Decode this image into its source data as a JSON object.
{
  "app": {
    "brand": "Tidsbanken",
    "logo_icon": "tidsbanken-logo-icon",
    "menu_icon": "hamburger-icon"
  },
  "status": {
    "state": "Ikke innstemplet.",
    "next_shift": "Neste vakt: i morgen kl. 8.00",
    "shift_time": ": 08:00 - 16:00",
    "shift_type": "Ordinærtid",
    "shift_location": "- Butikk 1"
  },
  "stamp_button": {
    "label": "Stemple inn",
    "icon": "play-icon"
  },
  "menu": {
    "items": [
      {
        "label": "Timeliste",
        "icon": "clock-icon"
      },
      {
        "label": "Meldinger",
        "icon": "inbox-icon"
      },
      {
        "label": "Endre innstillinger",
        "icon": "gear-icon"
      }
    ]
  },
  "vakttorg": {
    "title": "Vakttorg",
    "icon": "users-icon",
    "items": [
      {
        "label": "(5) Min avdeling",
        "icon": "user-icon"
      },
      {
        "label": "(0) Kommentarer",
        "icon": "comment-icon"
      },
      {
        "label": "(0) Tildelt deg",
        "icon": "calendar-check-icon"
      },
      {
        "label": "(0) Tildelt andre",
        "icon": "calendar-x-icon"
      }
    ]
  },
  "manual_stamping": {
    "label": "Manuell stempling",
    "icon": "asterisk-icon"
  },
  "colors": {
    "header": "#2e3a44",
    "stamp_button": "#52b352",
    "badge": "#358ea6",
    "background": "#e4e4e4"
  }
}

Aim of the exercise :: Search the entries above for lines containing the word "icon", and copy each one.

Response to the exercise ::
    "logo_icon": "tidsbanken-logo-icon",
    "menu_icon": "hamburger-icon"
    "icon": "play-icon"
        "icon": "clock-icon"
        "icon": "inbox-icon"
        "icon": "gear-icon"
    "icon": "users-icon",
        "icon": "user-icon"
        "icon": "comment-icon"
        "icon": "calendar-check-icon"
        "icon": "calendar-x-icon"
    "icon": "asterisk-icon"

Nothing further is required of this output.